Other impressions of life in Haiti were made on Russell. One of the most enjoyable was meeting and working with Etienne and Betty Prophete, who began the Haiti Christian Mission in 1974. They have an outpatient clinic, a church, classrooms, and dorm rooms. The orphanage started there in June 2010 with six or seven children. While Russell was there, she assisted with a birthday party for the children. Since most of the children have no idea when their birthday is, they just have one party for everyone. They shared a cake, some balloons, and face painting.

According to Russell, Haitian people speak Creole, but she quickly learned that God hears our prayers in whatever language we pray. While Russell and her group were there, they helped build homes. This is literally back-breaking work as they have very little modern equipment to work with so houses tend to be rebuilt one stone at a time.

It is estimated that 1.3 million people live in tent cities at this time in Haiti. The water supply is very bad. And, bad water, dirty living conditions, and sewage in the streets, is a bad combination that has led to a serious cholera epidemic. Approximately 2,000 people have died from cholera, thousands more are sick every day. Without antibiotics, a person can die from cholera within 24 hours of contracting it. And, sadly, it is preventable. Immediate medical treatment means people can recover. But, medical treatment in Haiti is sporadic and very ineffective. Hospitals were either destroyed by the earthquake or are already overflowing.

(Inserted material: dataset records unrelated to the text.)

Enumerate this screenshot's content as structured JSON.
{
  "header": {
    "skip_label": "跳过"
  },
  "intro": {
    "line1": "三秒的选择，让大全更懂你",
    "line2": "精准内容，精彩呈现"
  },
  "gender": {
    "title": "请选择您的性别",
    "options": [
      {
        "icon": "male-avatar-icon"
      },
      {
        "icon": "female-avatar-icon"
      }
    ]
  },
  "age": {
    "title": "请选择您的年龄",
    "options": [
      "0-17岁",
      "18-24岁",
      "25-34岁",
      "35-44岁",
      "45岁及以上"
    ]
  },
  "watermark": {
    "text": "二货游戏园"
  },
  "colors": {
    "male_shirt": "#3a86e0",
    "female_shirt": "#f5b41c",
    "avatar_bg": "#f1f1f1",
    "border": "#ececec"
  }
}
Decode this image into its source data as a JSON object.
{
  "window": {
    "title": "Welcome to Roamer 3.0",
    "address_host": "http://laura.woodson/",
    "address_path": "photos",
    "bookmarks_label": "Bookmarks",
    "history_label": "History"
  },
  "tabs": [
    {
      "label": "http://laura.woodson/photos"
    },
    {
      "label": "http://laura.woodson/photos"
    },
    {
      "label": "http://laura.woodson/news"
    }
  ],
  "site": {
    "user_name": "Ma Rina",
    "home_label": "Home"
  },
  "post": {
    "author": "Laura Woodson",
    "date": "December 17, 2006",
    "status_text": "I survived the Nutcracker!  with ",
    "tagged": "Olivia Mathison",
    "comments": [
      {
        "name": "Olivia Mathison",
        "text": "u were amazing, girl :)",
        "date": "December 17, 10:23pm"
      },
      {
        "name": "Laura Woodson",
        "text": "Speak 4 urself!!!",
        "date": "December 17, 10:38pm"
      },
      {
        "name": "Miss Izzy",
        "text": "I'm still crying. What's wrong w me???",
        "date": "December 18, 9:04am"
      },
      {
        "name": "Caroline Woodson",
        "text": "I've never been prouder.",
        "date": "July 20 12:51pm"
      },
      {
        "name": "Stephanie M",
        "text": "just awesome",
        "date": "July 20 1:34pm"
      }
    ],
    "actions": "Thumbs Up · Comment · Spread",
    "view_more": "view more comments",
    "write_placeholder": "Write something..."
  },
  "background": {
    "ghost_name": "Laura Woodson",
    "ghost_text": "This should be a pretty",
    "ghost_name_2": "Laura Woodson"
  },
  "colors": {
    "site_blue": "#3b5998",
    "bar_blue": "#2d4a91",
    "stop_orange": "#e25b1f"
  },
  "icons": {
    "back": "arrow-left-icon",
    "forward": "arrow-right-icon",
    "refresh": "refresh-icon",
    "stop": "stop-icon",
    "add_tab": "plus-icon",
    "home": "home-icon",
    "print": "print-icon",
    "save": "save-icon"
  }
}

The International Disaster Emergency Services is seeing lots of orphaned children. They too have bad water and three of the orphans contracted cholera while at the orphanage where Russell worked. Thanks to quick thinking and antibiotics, those children will recover.

An ongoing project at the mission is a water purification system. Russell hopes to work on this project and help make it a reality.

Even though people are dying in Haiti by droves, they have not lost hope. They believe God will provide for them, even when they have no idea where the next meal will come from. They lined up at the mission clinic while Russell was there, with their babies hoping one of the mission team members would pray for their babies.

Russell says, “Yes, I will be going back. The people need to know about Jesus.” She says she will do her part by helping to bring relief and being the hands and feet of God. She left the audience with a Creole word, “Merci”.

Mercy certainly is needed in Haiti. Russell invites anyone interested in giving to the mission work to do so. You can send donations to the Church of Christ at Milan, 631 E. Carr Street, PO Box 676, Milan, IN 47031 or IDES, PO Box 60, Kempton, IN, 46049. Monies will be used for the water purification system at the orphanage in Mirabalais and for repairs to the orphanage due to the earthquake.

Russell shared that she was thankful for those who helped her raise the money she needed for traveling and living expenses while in Haiti. She expressed gratitude to the Church of Christ at Milan; the Department of Child Services in Ripley County, and the Hair Decisions Salon in Milan.

She told The Versailles Republican a spring trip to Haiti is being planned through the IDES with plans to focus on the orphanage and deaf school there.

Pictured above, Michelle Russell poses with some of the orphans from an orphanage in Haiti where she recently traveled. Pictured below are some of the deplorable conditions Haitians are living in since the earthquake in January of 2010. They are in desperate need of clean water and medical supplies.